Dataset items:

-------

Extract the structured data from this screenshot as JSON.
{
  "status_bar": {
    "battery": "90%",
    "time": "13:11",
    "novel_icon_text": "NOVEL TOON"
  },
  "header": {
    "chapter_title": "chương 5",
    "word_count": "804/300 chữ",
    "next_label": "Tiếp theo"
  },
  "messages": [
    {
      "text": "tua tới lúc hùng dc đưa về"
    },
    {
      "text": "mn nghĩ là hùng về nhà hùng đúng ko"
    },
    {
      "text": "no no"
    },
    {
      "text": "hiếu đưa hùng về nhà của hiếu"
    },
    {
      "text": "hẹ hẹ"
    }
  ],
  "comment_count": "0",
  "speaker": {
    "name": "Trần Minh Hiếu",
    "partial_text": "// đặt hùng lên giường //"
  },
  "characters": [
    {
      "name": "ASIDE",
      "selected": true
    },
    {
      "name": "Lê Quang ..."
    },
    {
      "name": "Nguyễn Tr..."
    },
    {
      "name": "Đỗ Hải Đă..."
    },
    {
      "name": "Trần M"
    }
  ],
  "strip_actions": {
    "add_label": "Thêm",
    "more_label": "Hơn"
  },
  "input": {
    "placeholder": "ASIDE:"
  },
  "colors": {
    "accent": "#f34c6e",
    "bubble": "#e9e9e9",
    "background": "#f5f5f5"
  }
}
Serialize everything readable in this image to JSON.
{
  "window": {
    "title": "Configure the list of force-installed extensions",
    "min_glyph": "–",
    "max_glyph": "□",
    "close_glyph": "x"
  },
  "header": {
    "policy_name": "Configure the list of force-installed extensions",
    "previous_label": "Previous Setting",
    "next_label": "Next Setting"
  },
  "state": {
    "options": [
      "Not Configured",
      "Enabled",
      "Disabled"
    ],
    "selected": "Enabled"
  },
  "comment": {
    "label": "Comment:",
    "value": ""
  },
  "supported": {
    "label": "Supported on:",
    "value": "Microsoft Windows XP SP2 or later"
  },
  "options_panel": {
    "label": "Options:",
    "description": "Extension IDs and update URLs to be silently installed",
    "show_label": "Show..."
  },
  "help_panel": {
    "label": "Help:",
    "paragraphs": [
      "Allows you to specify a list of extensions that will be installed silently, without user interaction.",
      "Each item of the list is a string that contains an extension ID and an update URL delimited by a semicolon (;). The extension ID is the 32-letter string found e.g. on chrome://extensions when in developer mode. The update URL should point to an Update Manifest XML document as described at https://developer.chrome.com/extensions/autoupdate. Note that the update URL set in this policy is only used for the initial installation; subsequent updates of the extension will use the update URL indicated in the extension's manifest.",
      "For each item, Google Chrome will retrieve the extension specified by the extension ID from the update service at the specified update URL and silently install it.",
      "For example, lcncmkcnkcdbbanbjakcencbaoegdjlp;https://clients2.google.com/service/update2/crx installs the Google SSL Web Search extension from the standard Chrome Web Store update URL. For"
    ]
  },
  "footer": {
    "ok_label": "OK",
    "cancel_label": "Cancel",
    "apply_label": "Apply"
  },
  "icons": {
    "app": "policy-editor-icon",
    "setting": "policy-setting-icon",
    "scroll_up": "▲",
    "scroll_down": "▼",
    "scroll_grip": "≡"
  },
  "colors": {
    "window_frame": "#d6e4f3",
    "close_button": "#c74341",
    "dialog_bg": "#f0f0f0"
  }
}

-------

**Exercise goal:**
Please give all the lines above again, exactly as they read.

**Task result:**
Extract the structured data from this screenshot as JSON.
{
  "status_bar": {
    "battery": "90%",
    "time": "13:11",
    "novel_icon_text": "NOVEL TOON"
  },
  "header": {
    "chapter_title": "chương 5",
    "word_count": "804/300 chữ",
    "next_label": "Tiếp theo"
  },
  "messages": [
    {
      "text": "tua tới lúc hùng dc đưa về"
    },
    {
      "text": "mn nghĩ là hùng về nhà hùng đúng ko"
    },
    {
      "text": "no no"
    },
    {
      "text": "hiếu đưa hùng về nhà của hiếu"
    },
    {
      "text": "hẹ hẹ"
    }
  ],
  "comment_count": "0",
  "speaker": {
    "name": "Trần Minh Hiếu",
    "partial_text": "// đặt hùng lên giường //"
  },
  "characters": [
    {
      "name": "ASIDE",
      "selected": true
    },
    {
      "name": "Lê Quang ..."
    },
    {
      "name": "Nguyễn Tr..."
    },
    {
      "name": "Đỗ Hải Đă..."
    },
    {
      "name": "Trần M"
    }
  ],
  "strip_actions": {
    "add_label": "Thêm",
    "more_label": "Hơn"
  },
  "input": {
    "placeholder": "ASIDE:"
  },
  "colors": {
    "accent": "#f34c6e",
    "bubble": "#e9e9e9",
    "background": "#f5f5f5"
  }
}
Serialize everything readable in this image to JSON.
{
  "window": {
    "title": "Configure the list of force-installed extensions",
    "min_glyph": "–",
    "max_glyph": "□",
    "close_glyph": "x"
  },
  "header": {
    "policy_name": "Configure the list of force-installed extensions",
    "previous_label": "Previous Setting",
    "next_label": "Next Setting"
  },
  "state": {
    "options": [
      "Not Configured",
      "Enabled",
      "Disabled"
    ],
    "selected": "Enabled"
  },
  "comment": {
    "label": "Comment:",
    "value": ""
  },
  "supported": {
    "label": "Supported on:",
    "value": "Microsoft Windows XP SP2 or later"
  },
  "options_panel": {
    "label": "Options:",
    "description": "Extension IDs and update URLs to be silently installed",
    "show_label": "Show..."
  },
  "help_panel": {
    "label": "Help:",
    "paragraphs": [
      "Allows you to specify a list of extensions that will be installed silently, without user interaction.",
      "Each item of the list is a string that contains an extension ID and an update URL delimited by a semicolon (;). The extension ID is the 32-letter string found e.g. on chrome://extensions when in developer mode. The update URL should point to an Update Manifest XML document as described at https://developer.chrome.com/extensions/autoupdate. Note that the update URL set in this policy is only used for the initial installation; subsequent updates of the extension will use the update URL indicated in the extension's manifest.",
      "For each item, Google Chrome will retrieve the extension specified by the extension ID from the update service at the specified update URL and silently install it.",
      "For example, lcncmkcnkcdbbanbjakcencbaoegdjlp;https://clients2.google.com/service/update2/crx installs the Google SSL Web Search extension from the standard Chrome Web Store update URL. For"
    ]
  },
  "footer": {
    "ok_label": "OK",
    "cancel_label": "Cancel",
    "apply_label": "Apply"
  },
  "icons": {
    "app": "policy-editor-icon",
    "setting": "policy-setting-icon",
    "scroll_up": "▲",
    "scroll_down": "▼",
    "scroll_grip": "≡"
  },
  "colors": {
    "window_frame": "#d6e4f3",
    "close_button": "#c74341",
    "dialog_bg": "#f0f0f0"
  }
}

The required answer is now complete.